Go over each line of the entries below, count those with "this", and give only the count.

* _Element data from apps and pages_

• • • •

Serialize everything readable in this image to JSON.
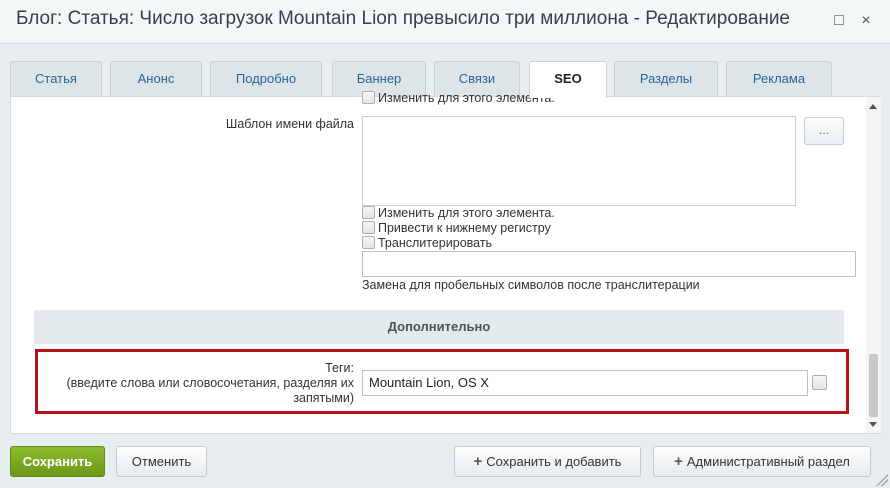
{
  "window": {
    "title": "Блог: Статья: Число загрузок Mountain Lion превысило три миллиона - Редактирование",
    "maximize_icon": "maximize-icon",
    "close_icon": "close-icon",
    "maximize_glyph": "□",
    "close_glyph": "×"
  },
  "tabs": [
    {
      "label": "Статья"
    },
    {
      "label": "Анонс"
    },
    {
      "label": "Подробно"
    },
    {
      "label": "Баннер"
    },
    {
      "label": "Связи"
    },
    {
      "label": "SEO",
      "active": true
    },
    {
      "label": "Разделы"
    },
    {
      "label": "Реклама"
    }
  ],
  "form": {
    "partial_checkbox_label": "Изменить для этого элемента.",
    "file_name_template_label": "Шаблон имени файла",
    "file_name_template_value": "",
    "dots_button": "...",
    "checkboxes": [
      {
        "label": "Изменить для этого элемента.",
        "checked": false
      },
      {
        "label": "Привести к нижнему регистру",
        "checked": false
      },
      {
        "label": "Транслитерировать",
        "checked": false
      }
    ],
    "space_replacement_value": "",
    "space_replacement_hint": "Замена для пробельных символов после транслитерации",
    "section_title": "Дополнительно",
    "tags_label_line1": "Теги:",
    "tags_label_line2": "(введите слова или словосочетания, разделяя их",
    "tags_label_line3": "запятыми)",
    "tags_value": "Mountain Lion, OS X"
  },
  "buttons": {
    "save": "Сохранить",
    "cancel": "Отменить",
    "save_and_add": "Сохранить и добавить",
    "admin_section": "Административный раздел",
    "plus_glyph": "+"
  },
  "colors": {
    "primary_button": "#7aaa22",
    "highlight_border": "#b5121b",
    "tab_text": "#2a6496"
  }
}
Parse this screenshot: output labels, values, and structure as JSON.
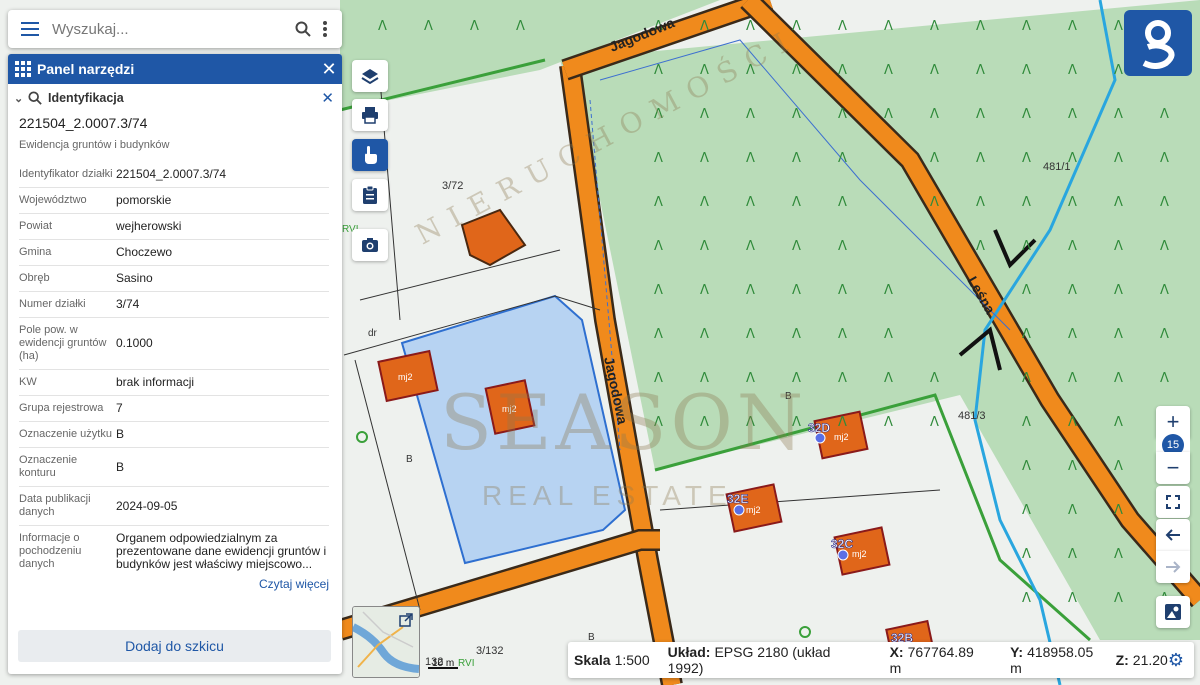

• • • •

* _Exercise answer_
2